A pneumonia outbreak in China that’s infected 15 more people doesn’t appear to be spreading from human to human, officials said, after ruling out SARS as a potential cause of the mysterious disease.
As of Sunday morning, 59 people had been diagnosed with pneumonia, the cause of which is unknown, the Wuhan Municipal Health Commission said in a statement late Sunday. That’s up from 44 on Friday. Seven people are in serious condition. Investigations found some patients are business operators at a seafood market in the central Chinese city.
“As of now, preliminary investigations have shown no clear evidence of human-to-human transmission and no medical staff infections,” the commission said in the statement in Chinese. Reported symptoms are mainly fever, while some have had shortness of breath.

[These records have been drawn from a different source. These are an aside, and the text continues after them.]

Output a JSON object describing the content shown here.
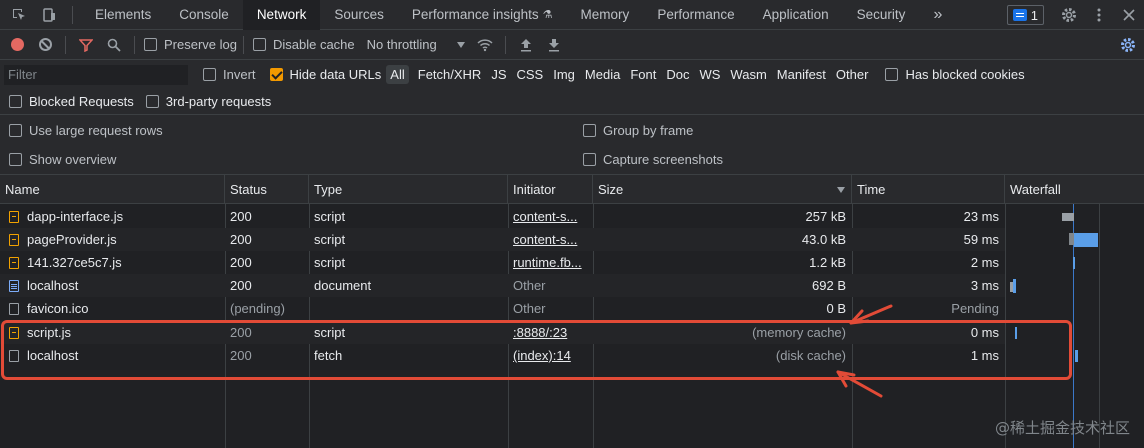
{
  "tabs": [
    {
      "label": "Elements"
    },
    {
      "label": "Console"
    },
    {
      "label": "Network",
      "active": true
    },
    {
      "label": "Sources"
    },
    {
      "label": "Performance insights"
    },
    {
      "label": "Memory"
    },
    {
      "label": "Performance"
    },
    {
      "label": "Application"
    },
    {
      "label": "Security"
    }
  ],
  "issues_count": "1",
  "toolbar": {
    "preserve_log": "Preserve log",
    "disable_cache": "Disable cache",
    "throttling": "No throttling"
  },
  "filter": {
    "placeholder": "Filter",
    "invert": "Invert",
    "hide_data_urls": "Hide data URLs",
    "types": [
      "All",
      "Fetch/XHR",
      "JS",
      "CSS",
      "Img",
      "Media",
      "Font",
      "Doc",
      "WS",
      "Wasm",
      "Manifest",
      "Other"
    ],
    "blocked_cookies": "Has blocked cookies",
    "blocked_requests": "Blocked Requests",
    "third_party": "3rd-party requests"
  },
  "settings": {
    "large_rows": "Use large request rows",
    "group_by_frame": "Group by frame",
    "show_overview": "Show overview",
    "capture_screenshots": "Capture screenshots"
  },
  "columns": {
    "name": "Name",
    "status": "Status",
    "type": "Type",
    "initiator": "Initiator",
    "size": "Size",
    "time": "Time",
    "waterfall": "Waterfall"
  },
  "rows": [
    {
      "name": "dapp-interface.js",
      "icon": "js-file-icon",
      "status": "200",
      "type": "script",
      "initiator": "content-s...",
      "size": "257 kB",
      "time": "23 ms"
    },
    {
      "name": "pageProvider.js",
      "icon": "js-file-icon",
      "status": "200",
      "type": "script",
      "initiator": "content-s...",
      "size": "43.0 kB",
      "time": "59 ms"
    },
    {
      "name": "141.327ce5c7.js",
      "icon": "js-file-icon",
      "status": "200",
      "type": "script",
      "initiator": "runtime.fb...",
      "size": "1.2 kB",
      "time": "2 ms"
    },
    {
      "name": "localhost",
      "icon": "document-icon",
      "status": "200",
      "type": "document",
      "initiator": "Other",
      "size": "692 B",
      "time": "3 ms"
    },
    {
      "name": "favicon.ico",
      "icon": "file-icon",
      "status": "(pending)",
      "type": "",
      "initiator": "Other",
      "size": "0 B",
      "time": "Pending"
    },
    {
      "name": "script.js",
      "icon": "js-file-icon",
      "status": "200",
      "type": "script",
      "initiator": ":8888/:23",
      "size": "(memory cache)",
      "time": "0 ms"
    },
    {
      "name": "localhost",
      "icon": "file-icon",
      "status": "200",
      "type": "fetch",
      "initiator": "(index):14",
      "size": "(disk cache)",
      "time": "1 ms"
    }
  ],
  "watermark": "@稀土掘金技术社区",
  "colors": {
    "accent_blue": "#8ab4f8",
    "record_red": "#e46962",
    "annotation_red": "#e24b37",
    "checkbox_orange": "#f29900"
  }
}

Cases involving health-care workers would be a worrying sign that the infectious agent is capable of spreading between people, potentially touching off an epidemic like the outbreak of Severe Acute Respiratory Syndrome, or SARS, that killed almost 800 people about 17 years ago.
Respiratory pathogens such as influenza, avian influenza, adenovirus, SARS and the Middle East Respiratory Syndrome coronavirus, or MERS-cov, have been excluded, authorities in Wuhan said. Pathogen identification is still under way, they said.
“The reporting patterns for both SARS and MERS involved high severity illness among health-care workers, particularly in the intensive care units,” said James M. Wilson, a pediatrician who has helped monitor health security threats for 25 years. “That is a critical, priority indicator that we are not seeing in this case – a reassuring sign.”
Among the 59 patients, the first developed symptoms on Dec. 12 and the latest on Dec. 29. Some 163 people who have been in close contact with cases have been followed up for medical observation, the commission said.
The situation is being monitored by the World Health Organization, which said it’s in active communication with its counterparts in China.
The United Nations agency activated its incident-management system at the country, regional and global level and is standing ready to launch a broader response if it’s needed, the WHO’s regional office in Manila said in Twitter posts Saturday.
Authorities in Hong Kong, Taiwan and Singapore increased precautions at airports to prevent any possible spread of the infections.
Hong Kong’s Centre for Health Protection said its enhanced surveillance system picked up 16 sick people who had recently traveled to Wuhan. Most of them tested positive for flu. Six had no positive lab results. Authorities have found no discernible link between these cases and the pneumonia cluster in Wuhan.
A 3-year-old girl with a history of travel to Wuhan who was hospitalized in Singapore with pneumonia turned out to have Respiratory Syncytial Virus, a common cause of childhood pneumonia, and isn’t linked to the Wuhan pneumonia cases, the city’s Ministry of Health said yesterday.
The Wuhan seafood market, which has since been closed, also sold birds, pheasants, and snakes, along with organs of rabbits and other wildlife, the University of Minnesota’s Center for Infectious Disease Research and Policy said Friday, citing media reports.
That’s triggered concern about the potential jump of an unknown virus to humans — reminiscent of SARS, which was subsequently identified as a coronavirus.
Since then, scientists have discovered other novel coronaviruses, including MERS-CoV, which are now “readily recognized as routine causes of severe respiratory illness,” said Wilson, a former chief of operations with the Department of Homeland Security’s National Biosurveillance Integration Center, “This increased awareness is thanks to SARS, MERS, and dramatically improved access to diagnostics,” he said.
It’s not known whether a SARS-like “coronavirus” has been identified in the Wuhan cluster, although there have been “numerous unsubstantiated reports mentioning a novel coronavirus that is SARS-like,” the International Society for Infectious Diseases’ ProMED-mail program, an internet service to identify unusual health events, said in an email Friday.
“If test results indicate there is novel respiratory pathogen involved, then China should be commended for rapid detection and response – the epitome of what is supposed to happen,” Wilson said. Jason Gale, Bloomberg